**Your assignment:** What you return should match the entries below exactly, only without the images.

### Data to process

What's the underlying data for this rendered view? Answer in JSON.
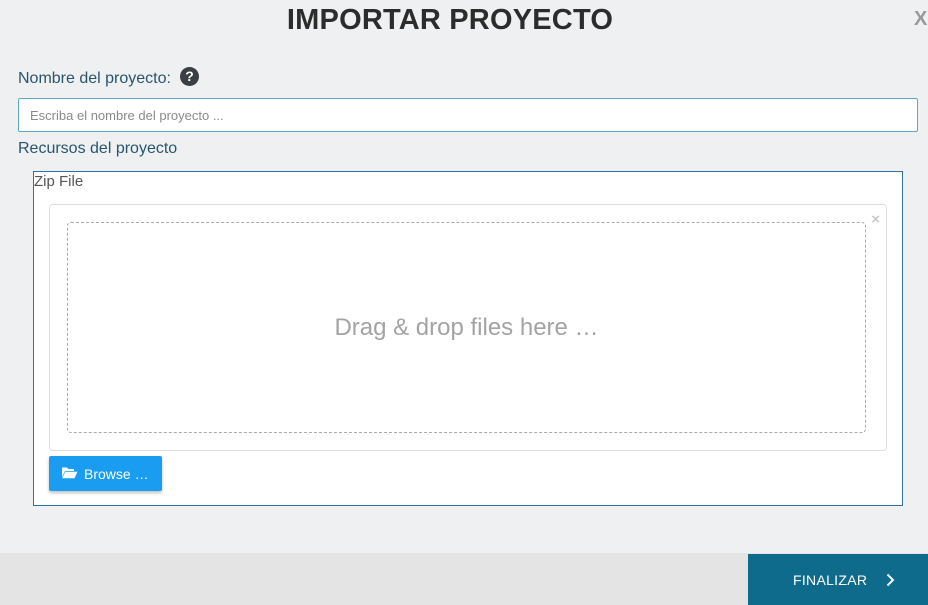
{
  "dialog": {
    "title": "IMPORTAR PROYECTO",
    "close_label": "X"
  },
  "project_name": {
    "label": "Nombre del proyecto:",
    "help_icon": "question-circle-icon",
    "placeholder": "Escriba el nombre del proyecto ...",
    "value": ""
  },
  "resources": {
    "label": "Recursos del proyecto",
    "zip_legend": "Zip File",
    "drop_text": "Drag & drop files here …",
    "clear_label": "×",
    "browse_label": "Browse …",
    "browse_icon": "folder-open-icon"
  },
  "footer": {
    "finalize_label": "FINALIZAR",
    "finalize_icon": "chevron-right-icon"
  },
  "colors": {
    "accent": "#1a9cf0",
    "finalize_bg": "#0e6b8c",
    "label_text": "#29556b",
    "background": "#eef0f1"
  }
}
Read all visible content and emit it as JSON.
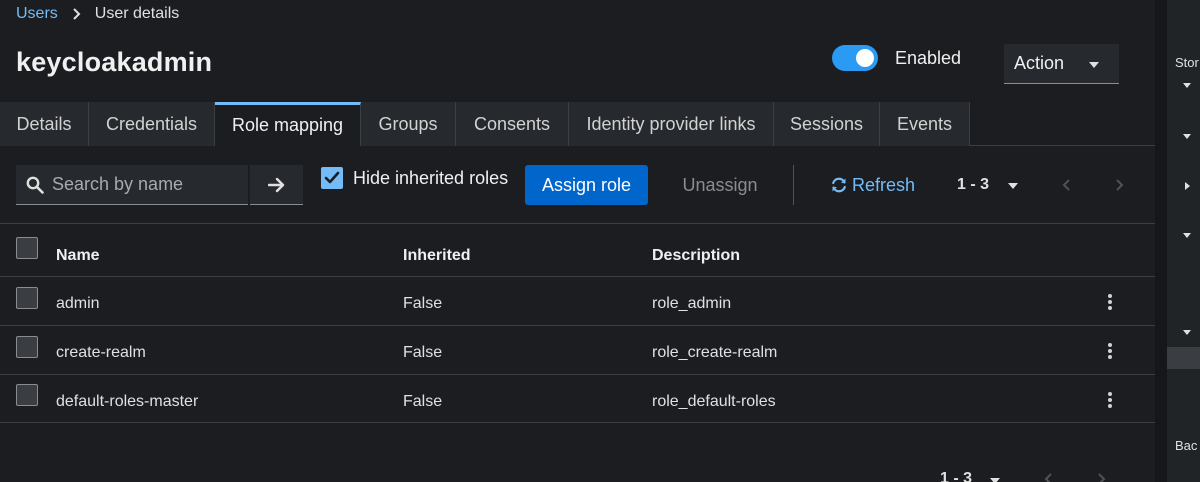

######

**Written answer:**
What's the underlying data for this rendered view? Answer in JSON.
{
  "dialog": {
    "title": "IMPORTAR PROYECTO",
    "close_label": "X"
  },
  "project_name": {
    "label": "Nombre del proyecto:",
    "help_icon": "question-circle-icon",
    "placeholder": "Escriba el nombre del proyecto ...",
    "value": ""
  },
  "resources": {
    "label": "Recursos del proyecto",
    "zip_legend": "Zip File",
    "drop_text": "Drag & drop files here …",
    "clear_label": "×",
    "browse_label": "Browse …",
    "browse_icon": "folder-open-icon"
  },
  "footer": {
    "finalize_label": "FINALIZAR",
    "finalize_icon": "chevron-right-icon"
  },
  "colors": {
    "accent": "#1a9cf0",
    "finalize_bg": "#0e6b8c",
    "label_text": "#29556b",
    "background": "#eef0f1"
  }
}
Read all visible content and emit it as JSON.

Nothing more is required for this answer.